A simple separation scheme for the analysis of As, Mn, Mo, Cu and Zn using neutron activation is described. It has been checked
using three standard reference materials, A-11 milk powder (IAEA) and bovine liver and orchard leaves (USNBS) and found to
give acceptable results. This scheme was applied for determination of these trace elements in mature human milk samples. The
concentrations of As, Mn, Mo, Cu in samples obtained from two socio-economic groups—low and middle incomes—were not significantly
different. However, Zn levels in samples obtained from the poor income group were significantly lower than in those obtained
from the other group.
Authors:C. Sunta, H. Dang, D. Jaiswal, and S. Soman
Neutron activation followed by a simple radio-chemical separation procedure was employed to determine the concentrations of thorium (232Th) in human blood serum, clot, and urine of normal subjects and three groups of occupationally exposed persons. The thorium concentrations in the blood serum, clot, and urine samples of the exposed groups were distinctly higher than those of the other study groups and were found to increase with increasing occupational length of the persons. Daily urinary excretion is correlated with serum thorium burden and it is estimated that the daily excreted thorium is about 15% of the thorium in the serum pool.
Authors:H. Dang, V. Pullat, D. Jaiswal, M. Parameswaran, and C. Sunta
The daily intake of uranium (238U) by an urban Indian adult population was estimated by the analysis of a duplicate diet, drinking water, and air samples using neutron activation and radio-chemical separation. The uranium intake through food is 0.55 g which is much larger than that from drinking water and air, at 0.09 and 0.01 g, respectively. The total daily dietary intake of uranium, calculated from the concentrations measured in the individual food ingredients and their daily consumption (based on the national survey), is found to be 2.2 g which is a factor of 3.5 higher than that based on a duplicate urban diet. The maximum contribution to the daily intake is found to be from cereals. The lower intake by the urban population is most likely due to their lower food consumption.
Authors:H. Dang, H. Desai, S. Kayasth, D. Jaiswal, C. Wadhwani, and S. Somasundaram
The daily intakes of trace elements by infants showing optimal pattern of growth are used as the basis to estimate the requirements of Fe, Co and Se during infancy.

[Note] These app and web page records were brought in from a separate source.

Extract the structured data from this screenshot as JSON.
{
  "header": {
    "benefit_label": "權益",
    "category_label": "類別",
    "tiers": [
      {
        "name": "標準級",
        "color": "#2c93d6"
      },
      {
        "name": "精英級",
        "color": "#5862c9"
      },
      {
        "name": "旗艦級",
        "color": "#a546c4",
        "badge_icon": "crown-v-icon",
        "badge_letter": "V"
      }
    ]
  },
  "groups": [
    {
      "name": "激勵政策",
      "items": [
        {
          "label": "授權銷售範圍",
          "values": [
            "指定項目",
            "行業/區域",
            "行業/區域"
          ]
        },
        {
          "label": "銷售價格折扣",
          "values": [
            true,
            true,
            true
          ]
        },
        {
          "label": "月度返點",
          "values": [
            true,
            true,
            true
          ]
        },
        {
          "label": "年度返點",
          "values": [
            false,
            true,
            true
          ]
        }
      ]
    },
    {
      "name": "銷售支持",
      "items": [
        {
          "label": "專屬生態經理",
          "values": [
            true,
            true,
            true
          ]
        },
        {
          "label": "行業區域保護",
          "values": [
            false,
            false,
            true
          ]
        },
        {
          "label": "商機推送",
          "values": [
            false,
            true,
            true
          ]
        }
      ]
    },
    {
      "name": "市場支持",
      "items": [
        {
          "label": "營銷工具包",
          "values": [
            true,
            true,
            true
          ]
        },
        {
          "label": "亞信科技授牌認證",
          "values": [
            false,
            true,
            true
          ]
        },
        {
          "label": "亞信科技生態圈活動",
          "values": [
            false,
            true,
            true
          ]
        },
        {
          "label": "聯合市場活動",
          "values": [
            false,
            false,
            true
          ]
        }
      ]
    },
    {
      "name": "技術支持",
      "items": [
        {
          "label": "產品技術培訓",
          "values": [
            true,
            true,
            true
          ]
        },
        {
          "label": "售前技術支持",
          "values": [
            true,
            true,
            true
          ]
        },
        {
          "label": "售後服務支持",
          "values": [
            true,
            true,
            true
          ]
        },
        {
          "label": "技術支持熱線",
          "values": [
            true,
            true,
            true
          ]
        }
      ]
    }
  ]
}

Since milk is the only food and source of nutrition in the first few months of life, the requirements of these elements are calculated from their average concentrations in human milk and the volume of milk required to supply sufficient amount of energy for maintenance and healthy growth of infants. The concentrations of the three elements in human milk were determined, using the technique of neutron activation followed by radiochemical separation.
Authors:H. Dang, D. Jaiswal, K. Murthy, R. Sharma, P. Nambiar, and C. Sunta
This paper compares the urinary excretion levels of Th obtained in bio-assay monitoring using the neutron activation technique with those predicted by applying the ICRP metabolic model to the measured Th activity in chest and total body of a group of Thorium plant workers. The results indicated much lower urinary Th excretion as compared to what was expected on the basis of the ICRP model. Lower urinary excretion in occupational subjects is explained in terms of negligible contribution of skeleton and soft tissue to the activity excreted in urine. It is suggested that the existing model should be modified to enable it to be applicable to the bio-assay monitoring of occupational workers.